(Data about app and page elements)
============================================================
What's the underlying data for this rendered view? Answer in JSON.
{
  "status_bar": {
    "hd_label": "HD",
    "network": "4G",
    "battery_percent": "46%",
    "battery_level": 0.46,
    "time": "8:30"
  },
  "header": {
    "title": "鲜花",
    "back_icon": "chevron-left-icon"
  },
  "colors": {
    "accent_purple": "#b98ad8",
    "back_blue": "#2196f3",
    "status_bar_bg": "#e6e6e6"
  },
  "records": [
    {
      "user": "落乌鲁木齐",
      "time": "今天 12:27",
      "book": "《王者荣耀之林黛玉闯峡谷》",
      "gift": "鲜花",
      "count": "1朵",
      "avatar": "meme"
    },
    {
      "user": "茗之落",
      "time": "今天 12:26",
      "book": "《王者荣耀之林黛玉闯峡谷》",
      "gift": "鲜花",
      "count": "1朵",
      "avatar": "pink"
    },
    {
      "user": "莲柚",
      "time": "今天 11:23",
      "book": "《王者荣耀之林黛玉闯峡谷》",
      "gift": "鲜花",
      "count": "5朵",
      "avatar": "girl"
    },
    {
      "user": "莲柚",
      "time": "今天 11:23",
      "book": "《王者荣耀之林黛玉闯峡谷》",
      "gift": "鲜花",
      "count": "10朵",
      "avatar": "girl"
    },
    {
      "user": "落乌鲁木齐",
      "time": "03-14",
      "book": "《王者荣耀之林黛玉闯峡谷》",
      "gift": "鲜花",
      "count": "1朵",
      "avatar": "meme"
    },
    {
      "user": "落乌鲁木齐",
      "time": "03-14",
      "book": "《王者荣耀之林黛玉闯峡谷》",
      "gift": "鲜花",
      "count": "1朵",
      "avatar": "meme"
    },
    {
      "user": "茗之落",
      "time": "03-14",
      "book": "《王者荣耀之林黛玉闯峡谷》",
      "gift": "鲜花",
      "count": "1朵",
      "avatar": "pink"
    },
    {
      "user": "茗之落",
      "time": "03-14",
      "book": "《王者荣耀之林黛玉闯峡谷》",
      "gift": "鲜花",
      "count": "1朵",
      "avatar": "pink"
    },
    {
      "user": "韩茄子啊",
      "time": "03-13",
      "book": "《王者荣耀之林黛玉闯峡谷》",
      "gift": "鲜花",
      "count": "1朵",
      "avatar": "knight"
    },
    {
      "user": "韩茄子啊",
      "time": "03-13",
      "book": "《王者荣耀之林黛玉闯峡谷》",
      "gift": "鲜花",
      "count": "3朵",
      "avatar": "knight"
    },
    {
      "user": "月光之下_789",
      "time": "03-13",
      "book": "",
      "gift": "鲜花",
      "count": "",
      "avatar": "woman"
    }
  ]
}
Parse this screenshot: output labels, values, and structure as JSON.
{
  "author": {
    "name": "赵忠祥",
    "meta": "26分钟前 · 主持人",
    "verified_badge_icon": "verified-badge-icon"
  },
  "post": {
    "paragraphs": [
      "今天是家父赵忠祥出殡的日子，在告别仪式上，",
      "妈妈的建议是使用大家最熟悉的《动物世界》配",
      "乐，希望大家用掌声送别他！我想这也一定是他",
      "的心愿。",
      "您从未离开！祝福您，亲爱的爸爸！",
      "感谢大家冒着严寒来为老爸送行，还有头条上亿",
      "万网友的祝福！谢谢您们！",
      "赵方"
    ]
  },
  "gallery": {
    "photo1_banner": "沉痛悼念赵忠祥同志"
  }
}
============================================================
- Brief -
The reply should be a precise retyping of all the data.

- Written response -
What's the underlying data for this rendered view? Answer in JSON.
{
  "status_bar": {
    "hd_label": "HD",
    "network": "4G",
    "battery_percent": "46%",
    "battery_level": 0.46,
    "time": "8:30"
  },
  "header": {
    "title": "鲜花",
    "back_icon": "chevron-left-icon"
  },
  "colors": {
    "accent_purple": "#b98ad8",
    "back_blue": "#2196f3",
    "status_bar_bg": "#e6e6e6"
  },
  "records": [
    {
      "user": "落乌鲁木齐",
      "time": "今天 12:27",
      "book": "《王者荣耀之林黛玉闯峡谷》",
      "gift": "鲜花",
      "count": "1朵",
      "avatar": "meme"
    },
    {
      "user": "茗之落",
      "time": "今天 12:26",
      "book": "《王者荣耀之林黛玉闯峡谷》",
      "gift": "鲜花",
      "count": "1朵",
      "avatar": "pink"
    },
    {
      "user": "莲柚",
      "time": "今天 11:23",
      "book": "《王者荣耀之林黛玉闯峡谷》",
      "gift": "鲜花",
      "count": "5朵",
      "avatar": "girl"
    },
    {
      "user": "莲柚",
      "time": "今天 11:23",
      "book": "《王者荣耀之林黛玉闯峡谷》",
      "gift": "鲜花",
      "count": "10朵",
      "avatar": "girl"
    },
    {
      "user": "落乌鲁木齐",
      "time": "03-14",
      "book": "《王者荣耀之林黛玉闯峡谷》",
      "gift": "鲜花",
      "count": "1朵",
      "avatar": "meme"
    },
    {
      "user": "落乌鲁木齐",
      "time": "03-14",
      "book": "《王者荣耀之林黛玉闯峡谷》",
      "gift": "鲜花",
      "count": "1朵",
      "avatar": "meme"
    },
    {
      "user": "茗之落",
      "time": "03-14",
      "book": "《王者荣耀之林黛玉闯峡谷》",
      "gift": "鲜花",
      "count": "1朵",
      "avatar": "pink"
    },
    {
      "user": "茗之落",
      "time": "03-14",
      "book": "《王者荣耀之林黛玉闯峡谷》",
      "gift": "鲜花",
      "count": "1朵",
      "avatar": "pink"
    },
    {
      "user": "韩茄子啊",
      "time": "03-13",
      "book": "《王者荣耀之林黛玉闯峡谷》",
      "gift": "鲜花",
      "count": "1朵",
      "avatar": "knight"
    },
    {
      "user": "韩茄子啊",
      "time": "03-13",
      "book": "《王者荣耀之林黛玉闯峡谷》",
      "gift": "鲜花",
      "count": "3朵",
      "avatar": "knight"
    },
    {
      "user": "月光之下_789",
      "time": "03-13",
      "book": "",
      "gift": "鲜花",
      "count": "",
      "avatar": "woman"
    }
  ]
}
Parse this screenshot: output labels, values, and structure as JSON.
{
  "author": {
    "name": "赵忠祥",
    "meta": "26分钟前 · 主持人",
    "verified_badge_icon": "verified-badge-icon"
  },
  "post": {
    "paragraphs": [
      "今天是家父赵忠祥出殡的日子，在告别仪式上，",
      "妈妈的建议是使用大家最熟悉的《动物世界》配",
      "乐，希望大家用掌声送别他！我想这也一定是他",
      "的心愿。",
      "您从未离开！祝福您，亲爱的爸爸！",
      "感谢大家冒着严寒来为老爸送行，还有头条上亿",
      "万网友的祝福！谢谢您们！",
      "赵方"
    ]
  },
  "gallery": {
    "photo1_banner": "沉痛悼念赵忠祥同志"
  }
}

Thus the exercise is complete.